01-29-2010, 08:25 PM
As far as spirals are concerned, level depends on edging and the number of difficult features. If the change of edge comes at the right distance from the start of the spiral, the spiral will get an extra level. The split position, which makes Sasha's and Caroline's spirals memorable, is just one of a number of 'difficult' features, but it is NOT required. Each of the difficullt positions must be held for a minimum time in order to get the desired level. A level1 spiral is worth only 1.80 base points, while a level4 is worth 3.4 base points.
In addition to the base points awarded per level, judges award (or subtract, if the skater has a balance break or a wobble), grade of execution points. Beautiful spirals will receive higher GOE than those which are not particularly aesthetic. Rachael, Mirai, Ashley, Sasha and Caroline Zhang all achieved L4 spirals, but the points awarded were different for each lady: Caroline 5.54, Sasha 5.26, Mirai 4.97, Ashley 4.69, Rachael 4.11.
01-30-2010, 08:18 AM
it's olympic season :D

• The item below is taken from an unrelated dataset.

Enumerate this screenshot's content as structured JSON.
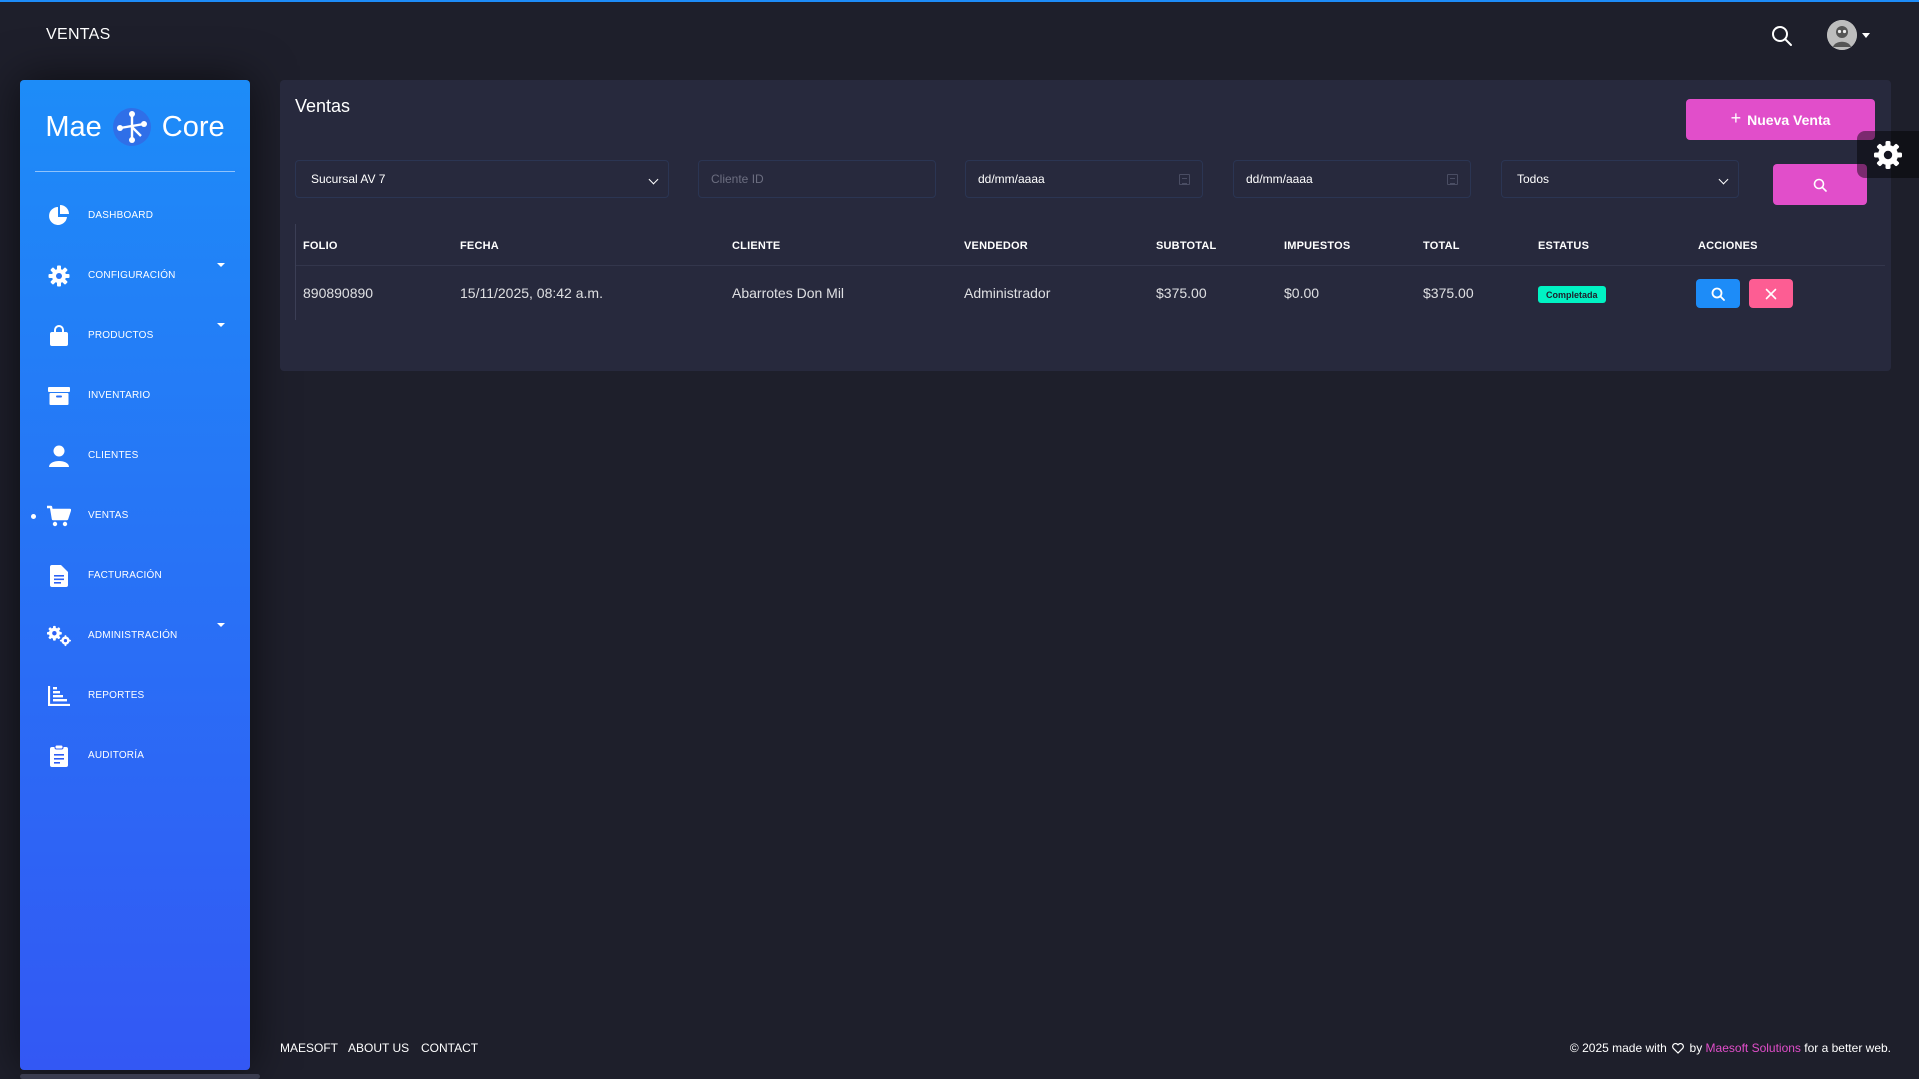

Something I thought interesting about the final scores was that the highest total score (base value + GOE) for a jumping pass was Bao's 3T+3T, outscoring Flatt's 3F+3T significantly... it goes to show you that sometimes doing something simple you know you can do well is the better choice than just going for the difficulty and keeping your fingers crossed. Definitely something Mao could learn from... (although I think she is more interested in the record books than medals. general viewers tend to remember skaters with the "big jumps" more than medalists imho).
01-30-2010, 01:37 PM
A 3t-3t combination isn't exactly "simple" though. It's worth more than a 3lz-2t and most ladies don't attempt it in programs meaning they probably can't do it consistently enough to put it in a program. It might be the easierst 3-3 combination but it still is a 3-3 combination and therefore easily prone to UR calls.